Phone up a complaints hotline and it is not uncommon to hear that your message is being recorded before you are passed to the operator.
Reasons listed include "quality control", or the more nebulous "monitoring", and whatever happens in that conversation only the company is left with a record, and not the consumer.
All this is changing. According to Conversocial, almost 60% of 18- to 24-year-olds now use social media for customer care, and a third of all social media users prefer to contact companies that way. Disgruntled customer now vent across Twitter, inviting retweets from the sympathetic and subjecting firms to regular public scrutiny.

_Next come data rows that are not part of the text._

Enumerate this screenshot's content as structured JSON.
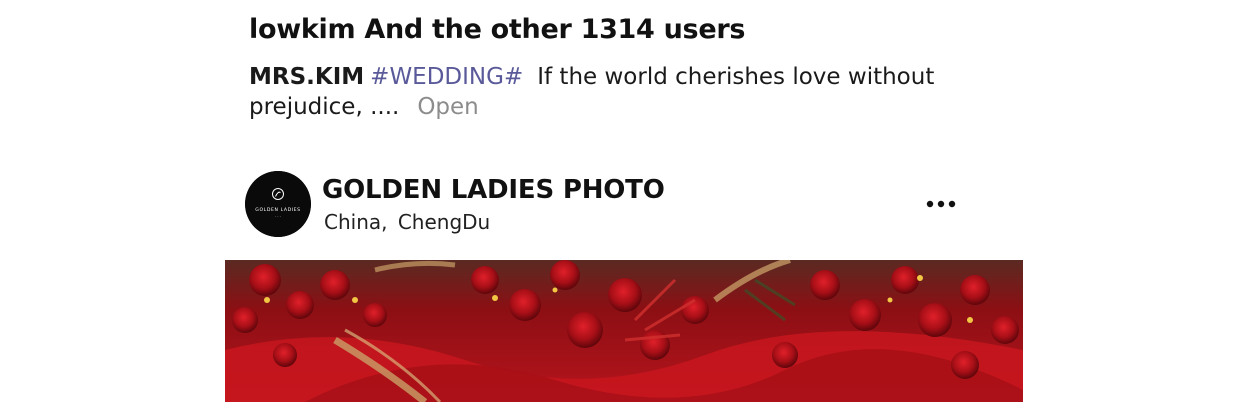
{
  "likes": {
    "text": "lowkim And the other 1314 users"
  },
  "caption": {
    "author": "MRS.KIM",
    "hashtag": "#WEDDING#",
    "text": "If the world cherishes love without prejudice, ....",
    "open_label": "Open"
  },
  "post": {
    "account_name": "GOLDEN LADIES PHOTO",
    "location": "China, ChengDu",
    "avatar_logo_text": "GOLDEN LADIES",
    "more_icon": "more-dots-icon",
    "image_subject": "red-rose-wedding-decoration"
  },
  "colors": {
    "hashtag": "#5a5a9a",
    "open_link": "#8c8c8c",
    "avatar_bg": "#0a0a0a",
    "image_primary": "#a3121a"
  }
}
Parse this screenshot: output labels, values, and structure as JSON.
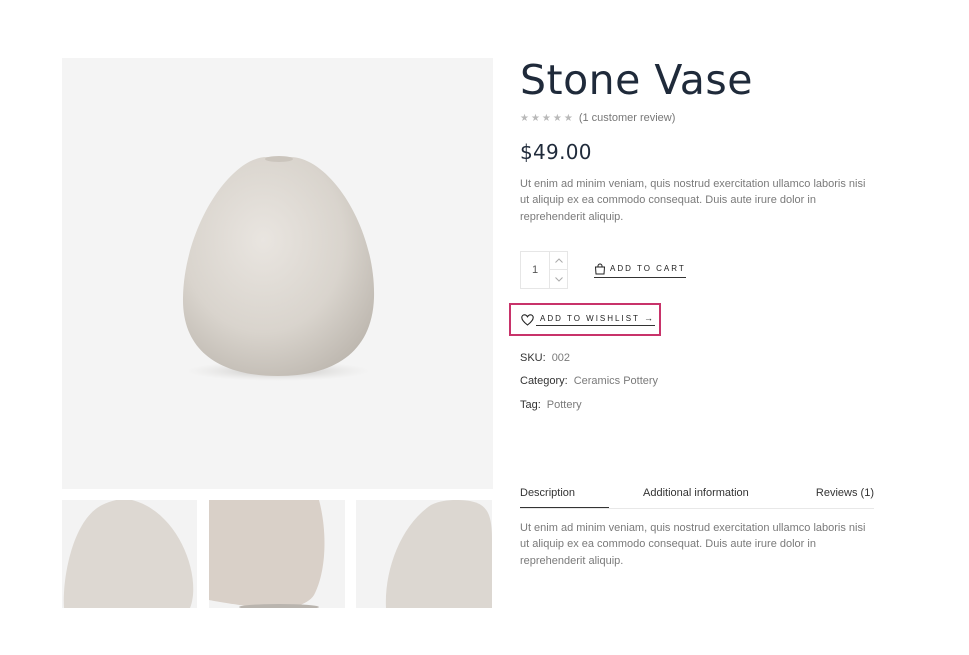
{
  "product": {
    "title": "Stone Vase",
    "stars": "★★★★★",
    "review_text": "(1 customer review)",
    "price": "$49.00",
    "short_description": "Ut enim ad minim veniam, quis nostrud exercitation ullamco laboris nisi ut aliquip ex ea commodo consequat. Duis aute irure dolor in reprehenderit aliquip."
  },
  "cart": {
    "quantity": "1",
    "add_to_cart_label": "ADD TO CART",
    "add_to_wishlist_label": "ADD TO WISHLIST",
    "wishlist_arrow": "→"
  },
  "meta": {
    "sku_label": "SKU:",
    "sku_value": "002",
    "category_label": "Category:",
    "category_value": "Ceramics Pottery",
    "tag_label": "Tag:",
    "tag_value": "Pottery"
  },
  "tabs": {
    "items": [
      {
        "label": "Description"
      },
      {
        "label": "Additional information"
      },
      {
        "label": "Reviews (1)"
      }
    ],
    "active": "Description",
    "content": "Ut enim ad minim veniam, quis nostrud exercitation ullamco laboris nisi ut aliquip ex ea commodo consequat. Duis aute irure dolor in reprehenderit aliquip."
  },
  "colors": {
    "highlight_border": "#c8336a",
    "title": "#1f2a3a",
    "body_text": "#7a7a7a"
  },
  "icons": [
    "bag-icon",
    "heart-icon",
    "chevron-up-icon",
    "chevron-down-icon",
    "arrow-right-icon"
  ]
}
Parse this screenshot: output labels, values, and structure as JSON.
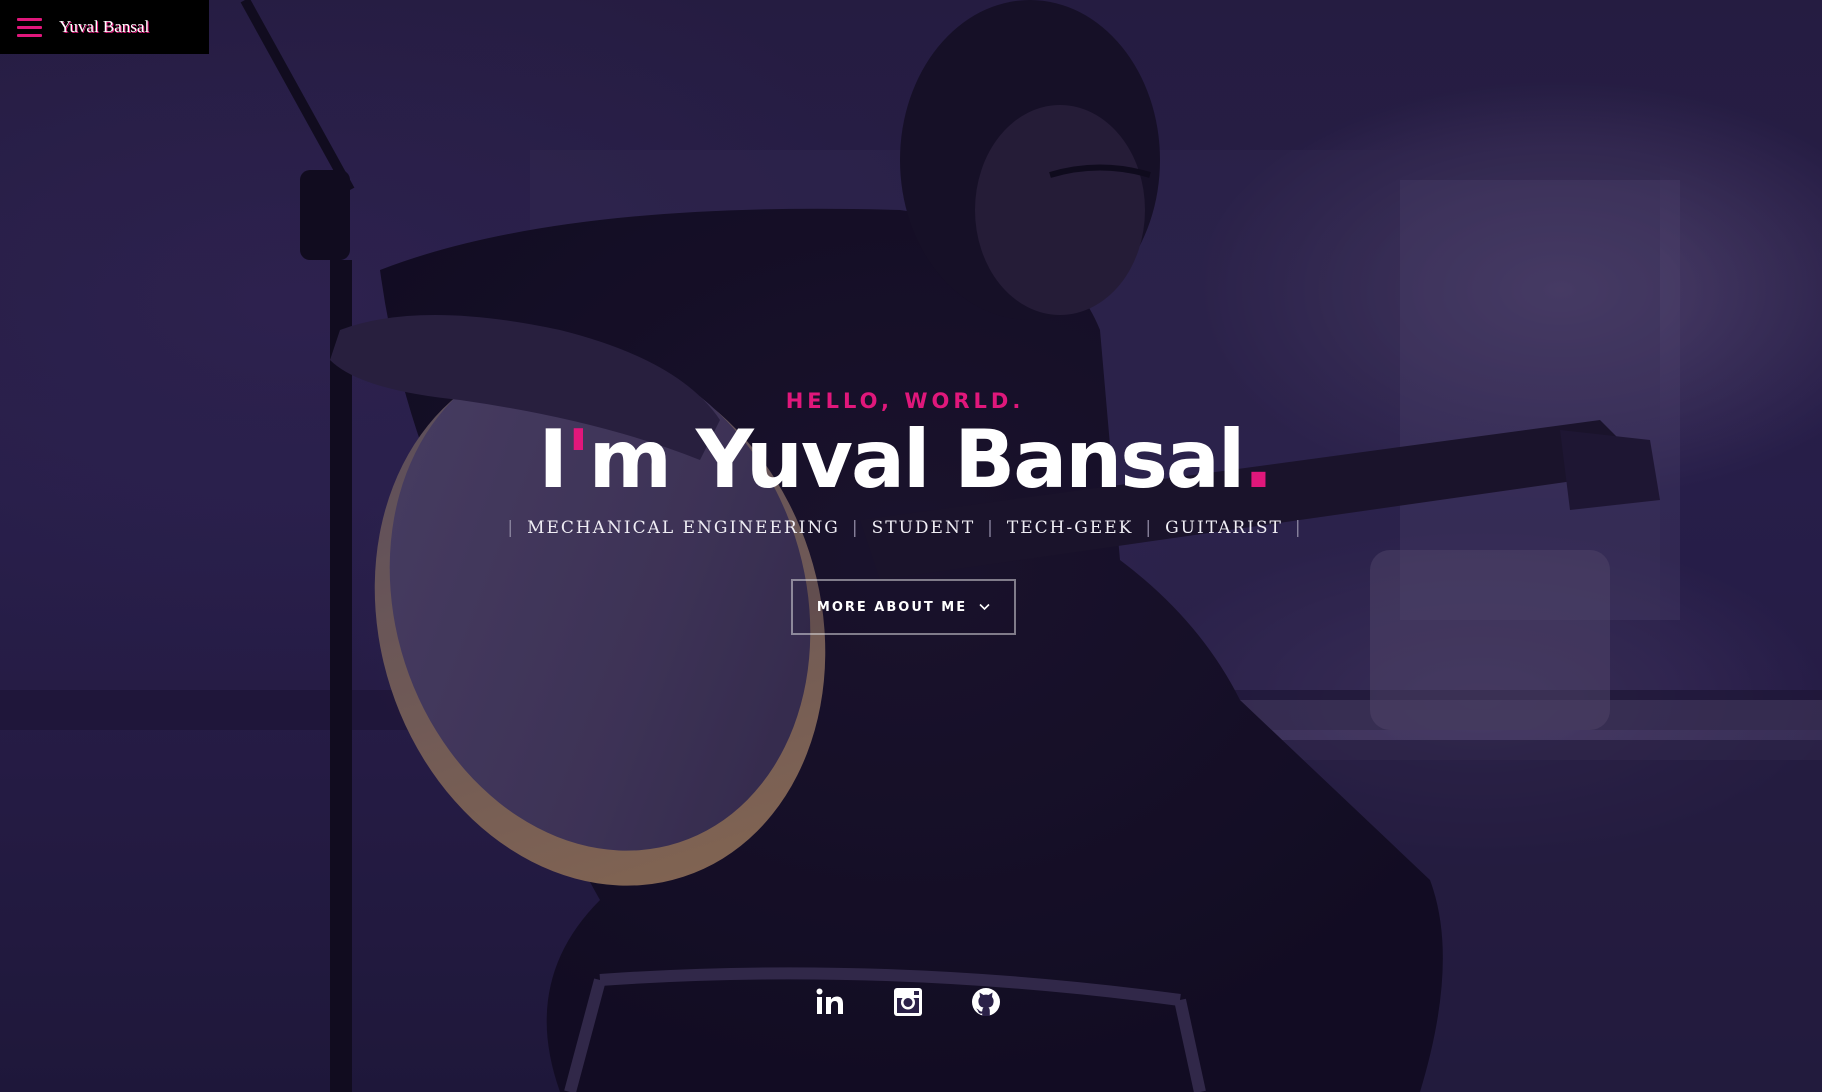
{
  "nav": {
    "brand": "Yuval Bansal",
    "menu_icon": "hamburger-menu-icon"
  },
  "intro": {
    "greeting": "HELLO, WORLD.",
    "title_I": "I",
    "title_apostrophe": "'",
    "title_rest": "m Yuval Bansal",
    "title_period": ".",
    "roles": [
      "MECHANICAL ENGINEERING",
      "STUDENT",
      "TECH-GEEK",
      "GUITARIST"
    ],
    "role_separator": "|"
  },
  "button": {
    "label": "MORE ABOUT ME",
    "icon": "chevron-down-icon"
  },
  "social": [
    {
      "name": "linkedin",
      "icon": "linkedin-icon"
    },
    {
      "name": "instagram",
      "icon": "instagram-icon"
    },
    {
      "name": "github",
      "icon": "github-icon"
    }
  ],
  "colors": {
    "accent": "#e0177b",
    "text": "#ffffff",
    "overlay": "#2b2148"
  }
}
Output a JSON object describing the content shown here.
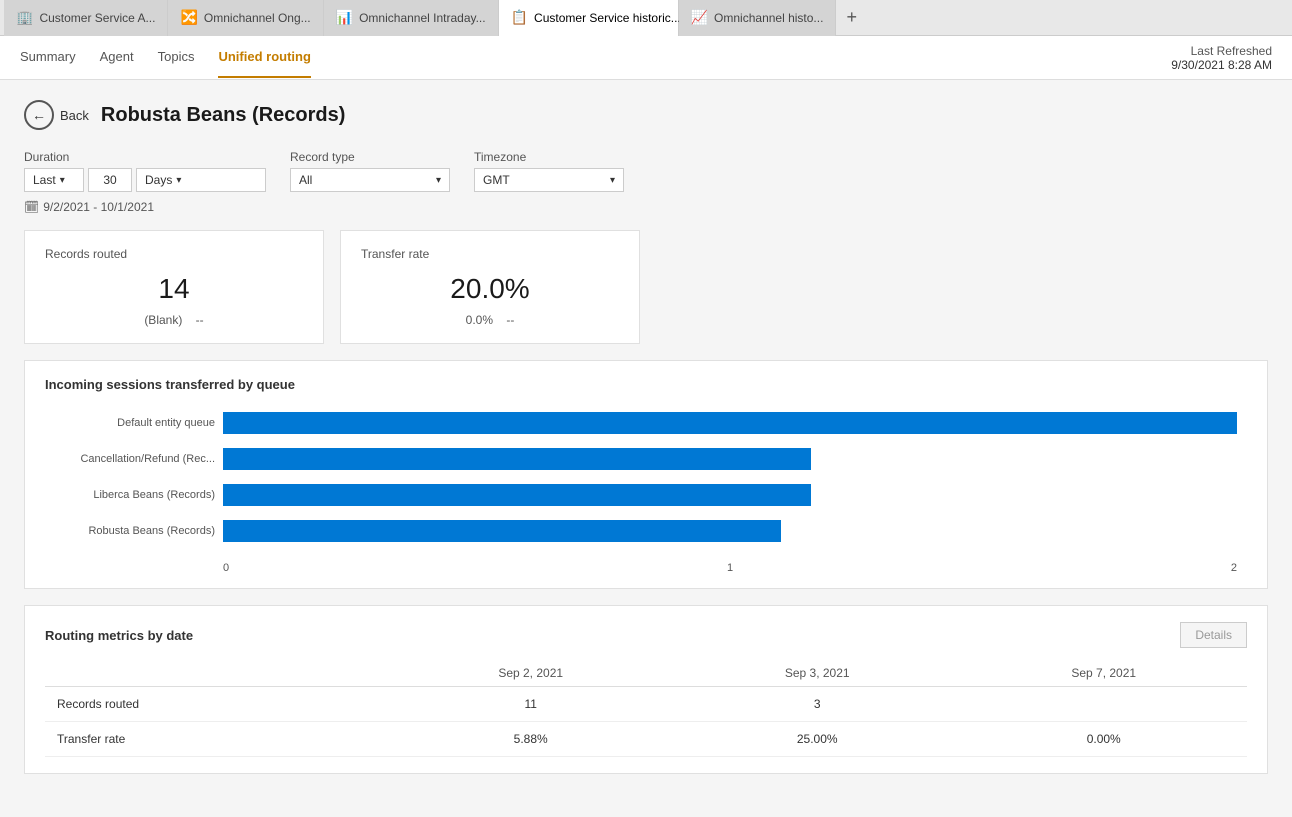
{
  "tabs": [
    {
      "id": "tab1",
      "icon": "🏢",
      "label": "Customer Service A...",
      "active": false,
      "closable": false
    },
    {
      "id": "tab2",
      "icon": "🔀",
      "label": "Omnichannel Ong...",
      "active": false,
      "closable": false
    },
    {
      "id": "tab3",
      "icon": "📊",
      "label": "Omnichannel Intraday...",
      "active": false,
      "closable": false
    },
    {
      "id": "tab4",
      "icon": "📋",
      "label": "Customer Service historic...",
      "active": true,
      "closable": true
    },
    {
      "id": "tab5",
      "icon": "📈",
      "label": "Omnichannel histo...",
      "active": false,
      "closable": false
    }
  ],
  "nav": {
    "items": [
      {
        "id": "summary",
        "label": "Summary",
        "active": false
      },
      {
        "id": "agent",
        "label": "Agent",
        "active": false
      },
      {
        "id": "topics",
        "label": "Topics",
        "active": false
      },
      {
        "id": "unified-routing",
        "label": "Unified routing",
        "active": true
      }
    ],
    "last_refreshed_label": "Last Refreshed",
    "last_refreshed_time": "9/30/2021 8:28 AM"
  },
  "page": {
    "back_label": "Back",
    "title": "Robusta Beans (Records)"
  },
  "filters": {
    "duration_label": "Duration",
    "duration_prefix": "Last",
    "duration_value": "30",
    "duration_unit": "Days",
    "record_type_label": "Record type",
    "record_type_value": "All",
    "timezone_label": "Timezone",
    "timezone_value": "GMT",
    "date_range": "9/2/2021 - 10/1/2021"
  },
  "kpis": {
    "records_routed": {
      "title": "Records routed",
      "value": "14",
      "sub_label": "(Blank)",
      "sub_value": "--"
    },
    "transfer_rate": {
      "title": "Transfer rate",
      "value": "20.0%",
      "sub_label": "0.0%",
      "sub_value": "--"
    }
  },
  "chart": {
    "title": "Incoming sessions transferred by queue",
    "bars": [
      {
        "label": "Default entity queue",
        "width_pct": 100
      },
      {
        "label": "Cancellation/Refund (Rec...",
        "width_pct": 58
      },
      {
        "label": "Liberca Beans (Records)",
        "width_pct": 58
      },
      {
        "label": "Robusta Beans (Records)",
        "width_pct": 55
      }
    ],
    "x_labels": [
      "0",
      "1",
      "2"
    ]
  },
  "routing_table": {
    "title": "Routing metrics by date",
    "details_btn": "Details",
    "columns": [
      "",
      "Sep 2, 2021",
      "Sep 3, 2021",
      "Sep 7, 2021"
    ],
    "rows": [
      {
        "metric": "Records routed",
        "values": [
          "11",
          "3",
          ""
        ]
      },
      {
        "metric": "Transfer rate",
        "values": [
          "5.88%",
          "25.00%",
          "0.00%"
        ]
      }
    ]
  }
}
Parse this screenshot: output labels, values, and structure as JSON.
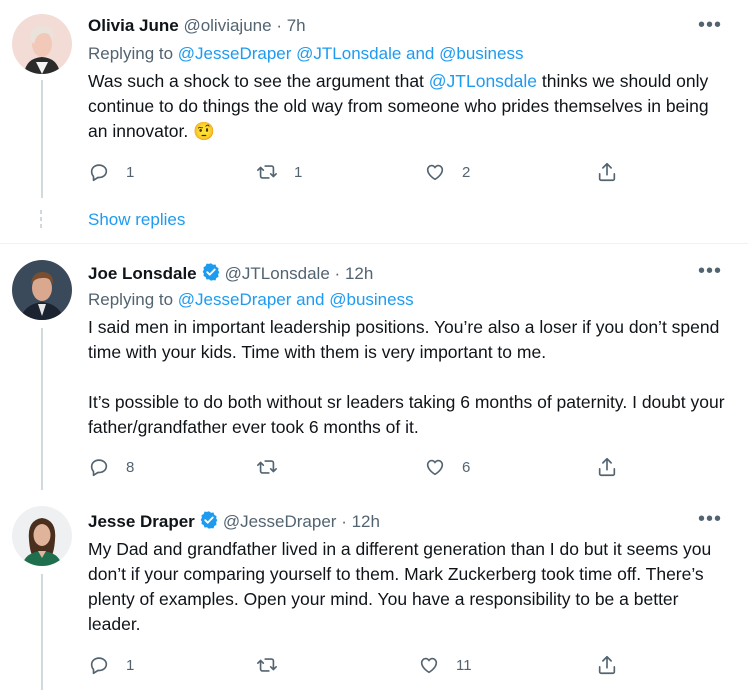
{
  "tweets": [
    {
      "name": "Olivia June",
      "handle": "@oliviajune",
      "dot": "·",
      "time": "7h",
      "replying_prefix": "Replying to",
      "replying_to": "@JesseDraper @JTLonsdale and @business",
      "text_before": "Was such a shock to see the argument that ",
      "text_mention": "@JTLonsdale",
      "text_after": " thinks we should only continue to do things the old way from someone who prides themselves in being an innovator. 🤨",
      "replies": "1",
      "retweets": "1",
      "likes": "2",
      "verified": false
    },
    {
      "name": "Joe Lonsdale",
      "handle": "@JTLonsdale",
      "dot": "·",
      "time": "12h",
      "replying_prefix": "Replying to",
      "replying_to": "@JesseDraper and @business",
      "text_p1": "I said men in important leadership positions. You’re also a loser if you don’t spend time with your kids.  Time with them is very important to me.",
      "text_p2": "It’s possible to do both without sr leaders taking 6 months of paternity.  I doubt your father/grandfather ever took 6 months of it.",
      "replies": "8",
      "retweets": "",
      "likes": "6",
      "verified": true
    },
    {
      "name": "Jesse Draper",
      "handle": "@JesseDraper",
      "dot": "·",
      "time": "12h",
      "text": "My Dad and grandfather lived in a different generation than I do but it seems you don’t if your comparing yourself to them. Mark Zuckerberg took time off. There’s plenty of examples. Open your mind. You have a responsibility to be a better leader.",
      "replies": "1",
      "retweets": "",
      "likes": "11",
      "verified": true
    }
  ],
  "show_replies": "Show replies",
  "more_glyph": "•••",
  "colors": {
    "link": "#1d9bf0",
    "secondary": "#536471",
    "thread_line": "#cfd9de",
    "divider": "#eff3f4"
  },
  "icons": [
    "reply-icon",
    "retweet-icon",
    "like-icon",
    "share-icon",
    "verified-badge-icon",
    "more-icon"
  ]
}
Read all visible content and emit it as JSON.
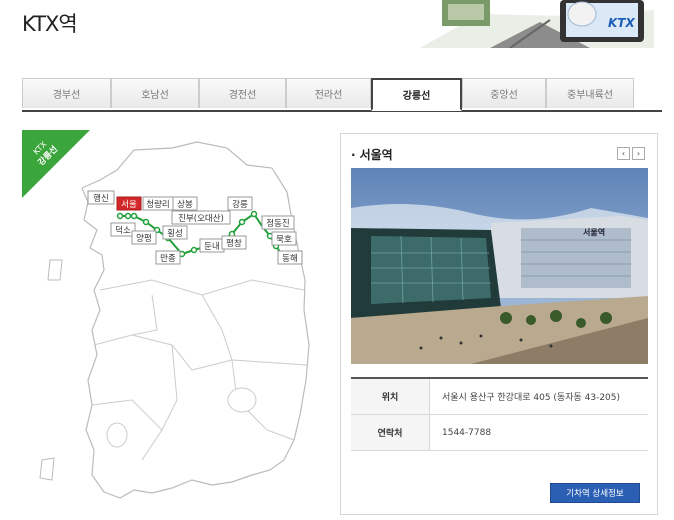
{
  "page": {
    "title": "KTX역",
    "logo_text": "KTX"
  },
  "tabs": [
    {
      "label": "경부선",
      "active": false
    },
    {
      "label": "호남선",
      "active": false
    },
    {
      "label": "경전선",
      "active": false
    },
    {
      "label": "전라선",
      "active": false
    },
    {
      "label": "강릉선",
      "active": true
    },
    {
      "label": "중앙선",
      "active": false
    },
    {
      "label": "중부내륙선",
      "active": false
    }
  ],
  "map": {
    "ribbon_line1": "KTX",
    "ribbon_line2": "강릉선",
    "line_color": "#22a03a",
    "selected_station": "서울",
    "stations": [
      "행신",
      "서울",
      "청량리",
      "상봉",
      "덕소",
      "양평",
      "만종",
      "횡성",
      "둔내",
      "진부(오대산)",
      "평창",
      "강릉",
      "정동진",
      "묵호",
      "동해"
    ]
  },
  "station_panel": {
    "title": "서울역",
    "prev_icon": "‹",
    "next_icon": "›",
    "rows": [
      {
        "label": "위치",
        "value": "서울시 용산구 한강대로 405 (동자동 43-205)"
      },
      {
        "label": "연락처",
        "value": "1544-7788"
      }
    ],
    "photo_sign": "서울역",
    "detail_button": "기차역 상세정보"
  }
}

Only in May of this year router company Mediabridge ended up having its router withdrawn from Amazon after a disagreement with a reviewer on the product page. A Reddit post by the reviewer claiming that he had received a threatening letter from the company went viral, with a Reddit mob flooding the page with scathing reviews.
Mediabridge claimed it was a misunderstanding on the part of the mob, but the damage was done. "Some may mistakenly believe that this is not a very big deal and that we should have just let it blow over," it said at the time. "However, we learned from experience that statements like these do not always just blow over."
The episode reflects the encroachment of social media in shaping public perception. For many youths it has become an intrinsic part of their lives, influencing what news they read and what products they buy. A survey by Conversocial last year revealed almost all customers were affected by their peers' public comments, a notion anybody will corroborate.
It does have its upsides, though. "Any time you exceed a customer's expectation in terms of service, you have created an opportunity," said Craig Jamieson, social business trainer at Adaptive Business Services. "In fact, you likely now have a much stronger customer relationship than you would have had if the problem had never existed in the first place."
The trouble is that it isn't always easy for firms to adapt to the new environment, having spent so long establishing call centres. "Traditional metrics such as handle times, first contact resolution and time to close simply do not fit the proper way to enable social customer service," said Mitch Lieberman, managing partner at DRI, a customer relations consultancy.
"This 'round peg square hole' approach is the likely reason that marketing is not quite ready to give up control, if there is such a thing as control," he added. But social is not merely a new location for handling complaints - it is also the home of some of today's most innovative marketing.
Brazil's 2014 World Cup provided ample opportunity for companies to flaunt their wares, with Australian firm Sportsbet capitalising on pessimism surrounding Australia's chances with the #KeepTheFaith hashtag. This was accompanied by the release of a Christ the Redeemer balloon, creating a national news story around the campaign.
But the real genius came spontaneously. When Luis Suarez bit Giorgio Chiellini the company photoshopped an image of the Uruguayan munching on the dismembered arm of the Italian defender, which was then tweeted 4,500 times. Tapping into an existing vein was much easier than creating its own.
The authenticity of much of the tweeting also did much to help the bookies. "Being in the moment with fans and televised coverage has helped deliver our biggest-ever month on Twitter, with June serving up 400% more engagement than in our previous record month," said Peter Smyth, digital marketing manager of Sportsbet.
But their experience is not necessarily a common one for companies trying to handle social media marketing. In the early days of Facebook companies tried all sorts of tactics to generate brand recognition, including deep campaigns ("Go for a treasure hunt invite your friends!"), sweepstakes, and like blocks ("Like this page to see the video!").
According to Peter Yared, now chief technology officer at Sapho, these things do not really work. "A brand on Facebook should be like a casual friend or neighbour and not try to suck people into heavy levels of interaction," he said in a blog post. "These types of interactions take seconds, not minutes, and definitely not hours."
The strange duality of the internet makes everything disposable, and yet permanent at the same time. Companies who manage this balancing act will keep customers coming back. Those that don't won't be so fortunate.